Illness has a way of sweeping the rug right out from under us. Some illnesses are chronic, part of our loved one’s day-to-day existence – and ours as well. Others may first appear in the form of a suspicious lump, a questionable lab result, or an accident. Whether chronic or acute, you’ve got a lot on your mind, heart, and plate. This article is written for you – a few ideas to help you so that you can better help your loved one.
Get centered – Stop, for just a moment, and look at your daily routine. Are you getting enough nutritious food? Enough sleep? Are you able to go for a walk, even around the grounds of the hospital? You can’t drive a car on an empty gas tank. Take a minute to make sure you include some element of self-care. If this feels overwhelming, keep reading.
Get connected – Meet the doctors and caregivers involved in your loved one’s treatment. Explore resources for support in your community. Hospitals usually have a Social Services office, oftentimes with social workers and others who can talk with you, offer ideas and resources, and help you navigate this experience.
Get answers – Got a question about your loved one’s treatment? Ask. Noticing a new symptom or a side effect of medication? Tell someone. Clinicians are often bound by confidentiality, which may or may not apply depending on your circumstances. It doesn’t hurt to ask or to speak up. Knowledge is power. While we are on the topic of answers, is this the time to become aware of your loved one’s treatment wishes, legal matters, preferences about his or her personal paperwork? These can be some of the most difficult decisions we ever have to make, but they are important to consider in the case of serious illness.
Get support – It can be easy to isolate and lose touch with your friends and family, however, having concerned others who can be there for you is vital. Allow others in. If you can, remain involved in school, work, and activities you enjoy. Some days you may need to share how you are feeling with a friend. Other days you may not be able to give one more status report and just want someone to go to a movie with you. Friends and family can be a vital part of your wellness team.
Get control – “Control?? You’ve got to be kidding!” It may feel right now like nothing is within your control. Serious illness or injury can sweep through your life like a force of nature. But hear me out. What can you control right now? Making decisions about mundane tasks like what to wear or what to have for dinner can add a tiny spot of normalcy. You can prioritize your day in any way available to you: “I will spend an hour at the hospital this morning, then when Mom goes down for x-rays, I will go down to the coffee shop and call a friend.” Getting control may also mean knowing your limitations and saying “No” when you need to.
Finally, get hope. When someone is diagnosed with serious illness, it may be hard to know what the future holds. There is a fine line between facing a significant medical diagnosis realistically, and holding onto hope for recovery. You may find yourself wavering between hoping for the best and yet fearing the worst. You are not alone in this state of confusion. Finding peace and balance can come as you work through the barrage of feelings, thoughts, and fears that are an inherent part of serious medical crises.

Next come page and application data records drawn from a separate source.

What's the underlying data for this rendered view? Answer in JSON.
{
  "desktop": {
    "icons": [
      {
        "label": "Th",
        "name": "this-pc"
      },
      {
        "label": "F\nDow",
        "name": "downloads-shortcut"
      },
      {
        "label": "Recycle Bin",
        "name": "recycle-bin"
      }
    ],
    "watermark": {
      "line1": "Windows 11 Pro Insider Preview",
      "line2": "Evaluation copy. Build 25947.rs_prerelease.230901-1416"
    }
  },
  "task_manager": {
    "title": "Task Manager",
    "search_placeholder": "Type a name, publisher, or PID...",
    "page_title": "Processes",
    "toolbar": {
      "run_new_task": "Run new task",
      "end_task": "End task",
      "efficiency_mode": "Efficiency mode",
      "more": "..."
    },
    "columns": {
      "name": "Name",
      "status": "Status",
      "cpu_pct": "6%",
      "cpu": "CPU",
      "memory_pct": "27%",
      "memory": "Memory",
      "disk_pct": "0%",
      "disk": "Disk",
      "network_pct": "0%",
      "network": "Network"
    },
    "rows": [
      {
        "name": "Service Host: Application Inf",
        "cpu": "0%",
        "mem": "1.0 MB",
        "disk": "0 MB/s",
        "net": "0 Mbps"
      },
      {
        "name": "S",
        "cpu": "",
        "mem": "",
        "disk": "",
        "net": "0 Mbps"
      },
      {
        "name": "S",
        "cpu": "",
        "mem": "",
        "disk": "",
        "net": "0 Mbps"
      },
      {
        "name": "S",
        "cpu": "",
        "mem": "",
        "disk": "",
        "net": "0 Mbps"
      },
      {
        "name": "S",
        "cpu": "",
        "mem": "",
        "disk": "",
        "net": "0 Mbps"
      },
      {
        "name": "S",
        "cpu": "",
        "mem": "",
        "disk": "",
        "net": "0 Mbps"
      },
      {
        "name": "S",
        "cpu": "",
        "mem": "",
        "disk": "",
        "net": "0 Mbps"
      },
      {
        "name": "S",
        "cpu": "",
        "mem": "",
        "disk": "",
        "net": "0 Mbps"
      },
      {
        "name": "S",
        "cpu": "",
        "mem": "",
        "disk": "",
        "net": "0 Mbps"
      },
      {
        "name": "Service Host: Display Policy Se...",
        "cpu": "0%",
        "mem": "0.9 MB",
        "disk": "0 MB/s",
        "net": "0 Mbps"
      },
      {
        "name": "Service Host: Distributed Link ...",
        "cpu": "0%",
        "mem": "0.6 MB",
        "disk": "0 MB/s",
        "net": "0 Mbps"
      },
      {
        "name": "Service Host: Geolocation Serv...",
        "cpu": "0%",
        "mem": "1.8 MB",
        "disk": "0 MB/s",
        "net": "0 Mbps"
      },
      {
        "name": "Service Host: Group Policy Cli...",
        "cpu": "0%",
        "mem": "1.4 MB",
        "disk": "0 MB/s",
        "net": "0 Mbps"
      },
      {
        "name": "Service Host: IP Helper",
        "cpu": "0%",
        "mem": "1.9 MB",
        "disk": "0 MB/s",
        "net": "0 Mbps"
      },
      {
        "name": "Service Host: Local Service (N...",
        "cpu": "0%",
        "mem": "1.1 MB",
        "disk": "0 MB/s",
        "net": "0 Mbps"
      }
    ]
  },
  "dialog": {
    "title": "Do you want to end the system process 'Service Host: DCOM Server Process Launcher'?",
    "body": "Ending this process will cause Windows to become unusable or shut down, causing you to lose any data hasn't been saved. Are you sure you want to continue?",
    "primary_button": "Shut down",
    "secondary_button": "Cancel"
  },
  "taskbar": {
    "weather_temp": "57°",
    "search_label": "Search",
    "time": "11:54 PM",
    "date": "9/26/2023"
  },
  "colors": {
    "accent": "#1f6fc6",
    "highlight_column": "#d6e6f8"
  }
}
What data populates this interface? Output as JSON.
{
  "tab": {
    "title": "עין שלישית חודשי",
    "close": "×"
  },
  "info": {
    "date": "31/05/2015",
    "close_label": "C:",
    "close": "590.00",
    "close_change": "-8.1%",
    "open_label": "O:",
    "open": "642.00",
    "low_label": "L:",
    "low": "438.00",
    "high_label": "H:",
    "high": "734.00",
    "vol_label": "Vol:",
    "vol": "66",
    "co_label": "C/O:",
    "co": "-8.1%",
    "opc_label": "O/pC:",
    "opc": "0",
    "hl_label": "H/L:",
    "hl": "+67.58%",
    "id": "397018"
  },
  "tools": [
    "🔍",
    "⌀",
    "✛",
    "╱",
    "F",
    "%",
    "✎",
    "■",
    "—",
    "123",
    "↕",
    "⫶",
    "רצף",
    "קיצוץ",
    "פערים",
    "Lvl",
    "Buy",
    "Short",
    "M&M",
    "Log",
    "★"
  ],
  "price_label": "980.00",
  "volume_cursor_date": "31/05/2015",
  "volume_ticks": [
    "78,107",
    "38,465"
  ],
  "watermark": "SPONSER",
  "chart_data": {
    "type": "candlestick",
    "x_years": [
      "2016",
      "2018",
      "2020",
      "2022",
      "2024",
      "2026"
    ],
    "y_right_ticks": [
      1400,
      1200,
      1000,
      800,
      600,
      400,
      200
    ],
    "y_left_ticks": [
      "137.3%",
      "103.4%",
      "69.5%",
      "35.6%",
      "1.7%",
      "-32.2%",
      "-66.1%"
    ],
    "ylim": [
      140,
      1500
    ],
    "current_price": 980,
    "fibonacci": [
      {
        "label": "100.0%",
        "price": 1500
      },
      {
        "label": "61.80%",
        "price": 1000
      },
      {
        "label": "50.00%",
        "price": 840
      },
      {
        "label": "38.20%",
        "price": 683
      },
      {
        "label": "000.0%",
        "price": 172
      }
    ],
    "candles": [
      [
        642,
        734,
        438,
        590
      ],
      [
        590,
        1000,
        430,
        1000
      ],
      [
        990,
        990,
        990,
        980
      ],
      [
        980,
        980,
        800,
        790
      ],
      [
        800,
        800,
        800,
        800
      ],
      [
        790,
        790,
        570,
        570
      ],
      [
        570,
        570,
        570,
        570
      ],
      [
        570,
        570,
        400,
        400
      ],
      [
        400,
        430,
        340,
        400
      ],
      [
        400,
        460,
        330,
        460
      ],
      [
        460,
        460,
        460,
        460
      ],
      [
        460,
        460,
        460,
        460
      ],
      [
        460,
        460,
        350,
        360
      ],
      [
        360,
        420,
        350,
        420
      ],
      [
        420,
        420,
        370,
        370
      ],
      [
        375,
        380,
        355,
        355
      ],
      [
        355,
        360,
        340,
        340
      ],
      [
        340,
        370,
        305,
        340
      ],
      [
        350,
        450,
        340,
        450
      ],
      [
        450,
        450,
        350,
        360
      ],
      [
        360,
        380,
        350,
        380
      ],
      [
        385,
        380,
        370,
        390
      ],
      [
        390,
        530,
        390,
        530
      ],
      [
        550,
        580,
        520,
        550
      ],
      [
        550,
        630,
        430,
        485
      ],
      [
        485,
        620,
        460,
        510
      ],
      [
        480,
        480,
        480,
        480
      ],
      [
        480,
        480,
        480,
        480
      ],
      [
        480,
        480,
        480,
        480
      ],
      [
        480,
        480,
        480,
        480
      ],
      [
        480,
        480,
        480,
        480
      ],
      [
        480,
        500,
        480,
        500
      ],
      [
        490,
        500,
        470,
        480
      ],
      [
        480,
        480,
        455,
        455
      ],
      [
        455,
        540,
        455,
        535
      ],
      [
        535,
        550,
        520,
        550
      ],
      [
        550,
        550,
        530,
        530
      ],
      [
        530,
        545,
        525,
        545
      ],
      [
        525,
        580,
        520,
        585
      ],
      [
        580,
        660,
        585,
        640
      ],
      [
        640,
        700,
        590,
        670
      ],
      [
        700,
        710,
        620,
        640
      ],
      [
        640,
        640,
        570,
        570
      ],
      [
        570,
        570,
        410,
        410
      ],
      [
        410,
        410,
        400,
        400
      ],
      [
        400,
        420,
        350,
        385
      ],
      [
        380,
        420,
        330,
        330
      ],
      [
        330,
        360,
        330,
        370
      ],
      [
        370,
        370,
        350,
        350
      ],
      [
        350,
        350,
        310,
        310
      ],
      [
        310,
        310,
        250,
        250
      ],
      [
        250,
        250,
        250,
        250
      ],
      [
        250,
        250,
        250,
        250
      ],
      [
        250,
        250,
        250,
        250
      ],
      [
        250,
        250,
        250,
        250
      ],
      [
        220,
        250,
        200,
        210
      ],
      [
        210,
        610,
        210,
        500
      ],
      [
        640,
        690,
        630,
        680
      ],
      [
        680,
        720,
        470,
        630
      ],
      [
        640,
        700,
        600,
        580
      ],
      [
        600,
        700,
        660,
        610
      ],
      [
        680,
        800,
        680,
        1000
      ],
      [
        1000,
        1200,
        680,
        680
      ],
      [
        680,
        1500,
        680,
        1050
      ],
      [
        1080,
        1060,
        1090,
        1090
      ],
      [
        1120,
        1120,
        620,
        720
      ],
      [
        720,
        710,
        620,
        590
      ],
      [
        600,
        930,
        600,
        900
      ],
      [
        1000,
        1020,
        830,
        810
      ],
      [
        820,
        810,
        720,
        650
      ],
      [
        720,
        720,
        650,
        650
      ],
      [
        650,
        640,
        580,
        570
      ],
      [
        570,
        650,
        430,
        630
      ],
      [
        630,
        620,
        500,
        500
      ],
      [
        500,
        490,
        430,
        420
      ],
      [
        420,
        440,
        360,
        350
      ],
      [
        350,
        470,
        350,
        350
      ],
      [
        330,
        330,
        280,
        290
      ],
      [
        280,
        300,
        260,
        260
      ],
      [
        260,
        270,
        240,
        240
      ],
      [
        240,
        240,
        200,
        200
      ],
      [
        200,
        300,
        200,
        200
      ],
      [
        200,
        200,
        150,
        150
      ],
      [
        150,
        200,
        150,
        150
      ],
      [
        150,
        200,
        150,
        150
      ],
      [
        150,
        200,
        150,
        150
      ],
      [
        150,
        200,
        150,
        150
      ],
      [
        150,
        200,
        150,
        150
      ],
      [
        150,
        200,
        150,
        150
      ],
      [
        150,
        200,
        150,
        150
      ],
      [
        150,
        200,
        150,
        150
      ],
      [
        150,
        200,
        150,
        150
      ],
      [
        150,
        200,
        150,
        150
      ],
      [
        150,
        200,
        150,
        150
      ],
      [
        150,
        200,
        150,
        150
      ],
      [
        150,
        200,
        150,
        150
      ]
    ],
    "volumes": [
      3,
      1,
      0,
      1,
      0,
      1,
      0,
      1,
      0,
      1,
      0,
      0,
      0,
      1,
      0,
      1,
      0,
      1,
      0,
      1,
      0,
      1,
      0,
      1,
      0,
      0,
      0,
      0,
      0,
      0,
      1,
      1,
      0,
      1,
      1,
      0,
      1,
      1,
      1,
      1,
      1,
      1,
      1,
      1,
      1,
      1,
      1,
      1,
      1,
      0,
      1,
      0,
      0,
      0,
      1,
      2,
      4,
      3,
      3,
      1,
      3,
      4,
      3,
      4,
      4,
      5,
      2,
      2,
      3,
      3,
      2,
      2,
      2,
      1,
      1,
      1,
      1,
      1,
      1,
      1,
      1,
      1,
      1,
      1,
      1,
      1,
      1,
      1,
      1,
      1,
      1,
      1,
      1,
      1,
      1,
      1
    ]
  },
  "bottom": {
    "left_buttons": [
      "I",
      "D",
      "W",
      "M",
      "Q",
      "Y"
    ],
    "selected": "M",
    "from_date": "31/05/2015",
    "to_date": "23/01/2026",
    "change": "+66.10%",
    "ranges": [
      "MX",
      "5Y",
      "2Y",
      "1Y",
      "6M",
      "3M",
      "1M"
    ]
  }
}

Reach out to your support system, and allow others to help. If you have a spiritual path, this is a good time to spend some time connecting with your faith. Most of all, take the best care of yourself that you can during this stressful time.
Life holds no guarantees, but knowing this doesn’t make it any easier when we face a medical crisis. You are not alone. Allow others to help, find quiet moments for reflection alone as well as connection with your loved one who is ill, and if you begin to feel your level of distress is overwhelming, reach out and talk to someone you trust.
© Copyright 2011 by Tammy Fletcher, M.A., therapist in San Diego, California. All Rights Reserved. Permission to publish granted to GoodTherapy.org.
The preceding article was solely written by the author named above. Any views and opinions expressed are not necessarily shared by GoodTherapy.org. Questions or concerns about the preceding article can be directed to the author or posted as a comment below.